What is a SWMP?

A Stormwater Management Program (SWMP) is an administrative document developed to describe different methods for stormwater management. In other words, a SWMP outlines various methods for preventing pollution to nearby waterways. These methods can include litter pickup events, storm drain marking, inspections, or other similar activities. The SWMP is designed to outline goals and objectives specific to Texas State University.

What is an MS4 Operator?

A Municipal Separate Storm Sewer System (MS4) is a system of conveyances (i.e. ditches, channels, or storm drains) that transports stormwater into waterways. The MS4 Operator is responsible for implementation of the SWMP and operation of the MS4.

Why is Texas State required to implement a SWMP?

In 2013, Texas State became a regulated MS4 based on the 2010 United States Census. This designation required the City of San Marcos to obtain MS4 Permit coverage. Texas State, which resides within the San Marcos city limits, also obtained separate coverage under this discharge permit.
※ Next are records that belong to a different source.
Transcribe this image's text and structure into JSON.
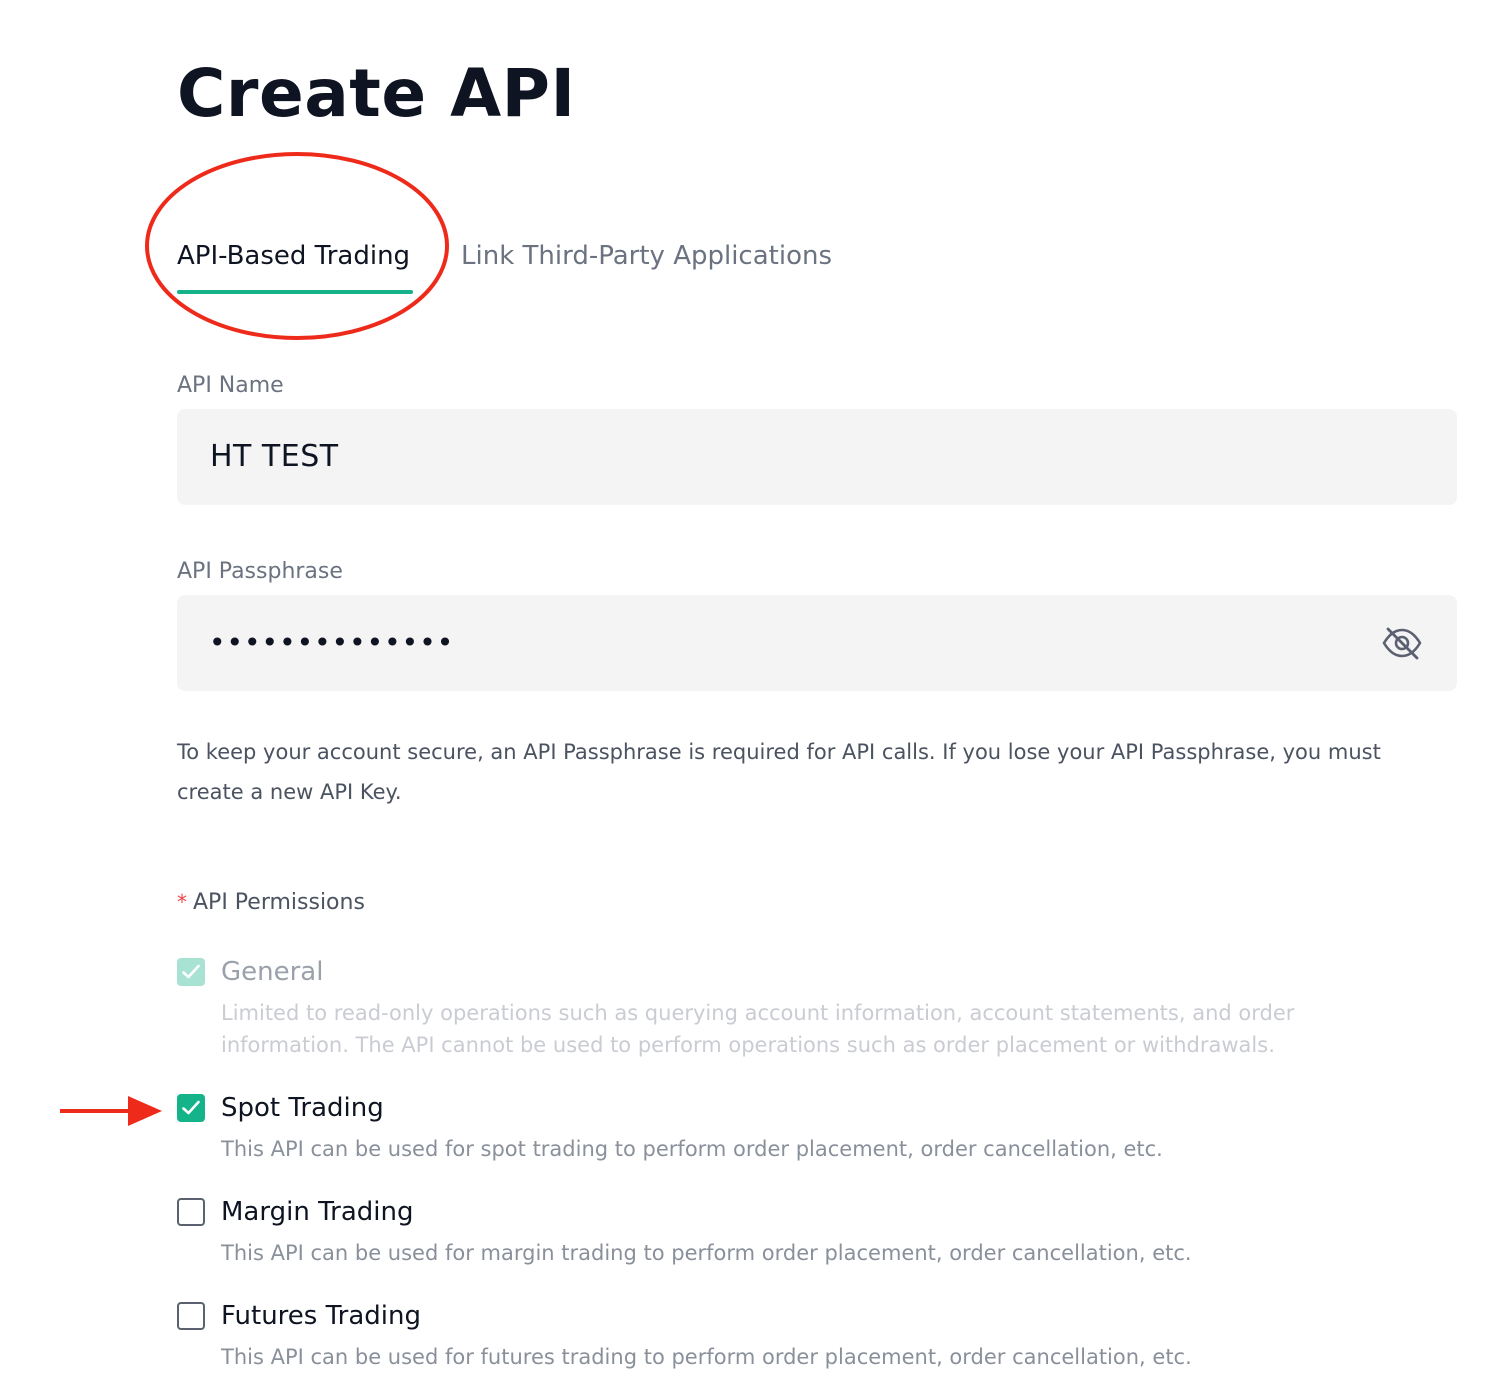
{
  "page": {
    "title": "Create API"
  },
  "tabs": [
    {
      "label": "API-Based Trading",
      "active": true
    },
    {
      "label": "Link Third-Party Applications",
      "active": false
    }
  ],
  "form": {
    "api_name": {
      "label": "API Name",
      "value": "HT TEST"
    },
    "api_passphrase": {
      "label": "API Passphrase",
      "value": "••••••••••••••",
      "visibility_icon": "eye-off-icon"
    },
    "hint": "To keep your account secure, an API Passphrase is required for API calls. If you lose your API Passphrase, you must create a new API Key."
  },
  "permissions": {
    "title": "API Permissions",
    "required_mark": "*",
    "items": [
      {
        "name": "General",
        "checked": true,
        "disabled": true,
        "description": "Limited to read-only operations such as querying account information, account statements, and order information. The API cannot be used to perform operations such as order placement or withdrawals."
      },
      {
        "name": "Spot Trading",
        "checked": true,
        "disabled": false,
        "description": "This API can be used for spot trading to perform order placement, order cancellation, etc."
      },
      {
        "name": "Margin Trading",
        "checked": false,
        "disabled": false,
        "description": "This API can be used for margin trading to perform order placement, order cancellation, etc."
      },
      {
        "name": "Futures Trading",
        "checked": false,
        "disabled": false,
        "description": "This API can be used for futures trading to perform order placement, order cancellation, etc."
      }
    ]
  },
  "colors": {
    "accent": "#14b38a",
    "annotation": "#ee2a1b",
    "required": "#ef4444"
  }
}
While Texas State University does not share a SWMP with the City of San Marcos, both entities work collaboratively on a number of tasks to ensure compliance with each of their permits.

What are the required elements of a SWMP?

The purpose of a SWMP is to address pollutants of concern and minimize pollutants in stormwater runoff that are discharged from MS4s into surface waters. This program is a campus-wide initiative that strives to improve the quality of water that is discharged to Sessom Creek and the San Marcos River, among other areas. Elements of the program are described in five Minimum Control Measures (MCMs):

  • MCM-1: Public Education, Outreach and Involvement
  • MCM-2: Illicit Discharge, Detection and Elimination
  • MCM-3: Construction Site Stormwater Runoff Control
  • MCM-4: Post-Construction Stormwater Management in New Development and Redevelopment
  • MCM-5: Pollution Prevention and Good Housekeeping for Municipal Operations